For those of us who are Christians, the Apostle Paul in Ephesians 2:19 makes our status clear: "You are no longer strangers or sojourners, but you are fellow citizens with the saints and members of the household of God."
That means if we all claim the same God as our heavenly father, then we are all members of God's household of faith.
When you join a church, then, you enter the ranks of all those who have ever believed and those who now believe in Christ as their personal Lord and Savior. You are a citizen of the Kingdom of God, with all the blessings attached thereto. You never have to worry about being forgotten and alone to fend for yourself -- at least, that is how God expects the church to provide ministry.
In the course of my ministry over the past 50 years, my wife and I have never lived near blood relatives. We have had members of our congregations serve as our brothers and sisters and mother and father. Our children have had members fill the role of aunts and uncles, cousins, and grandparents.

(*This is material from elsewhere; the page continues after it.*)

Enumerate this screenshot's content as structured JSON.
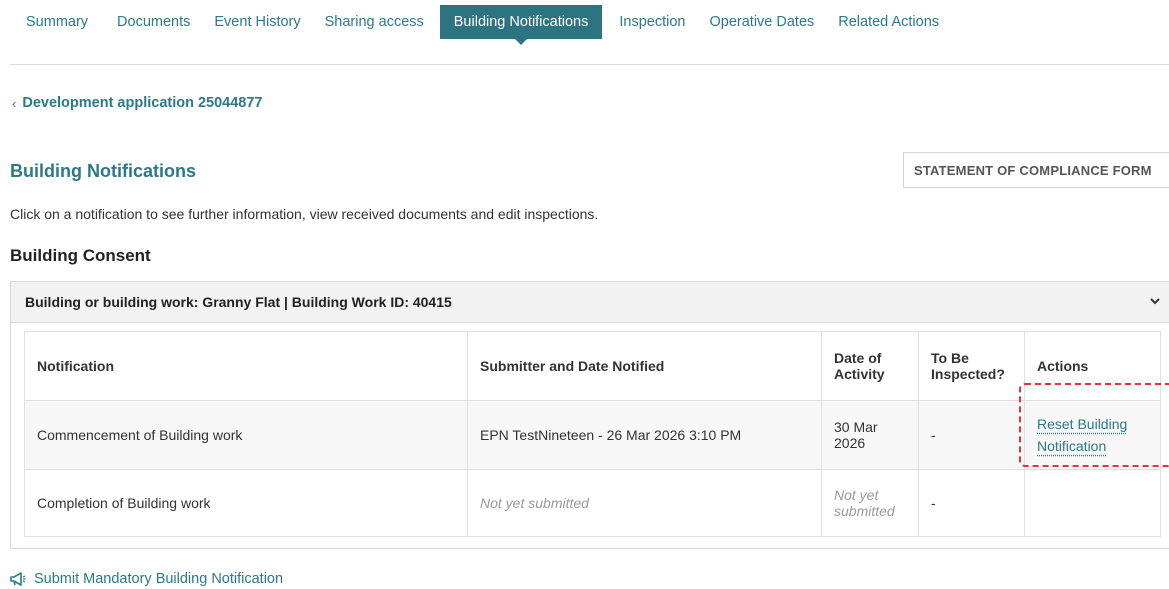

Because a local congregation is like one big family, it is only natural that we will have disagreements and arguments. Hopefully, we can agree to disagree in a sweet spirit and without alienation.
We especially need to avoid being devious and spreading dissension. Unity among church members does not mean uniformity, but learning to live together in spite of differences, which seldom involve fundamentals of the faith but applications of that faith and administrative issues.
God wants to make our congregations more friendly and inclusive and not cliquish and exclusive. God wants us to reach out and invite the lonely, the lost, the stranger and the alien to become a part of our household of faith, God's caring, loving family.
Dr. Gene Norris is a Presbyterian minister.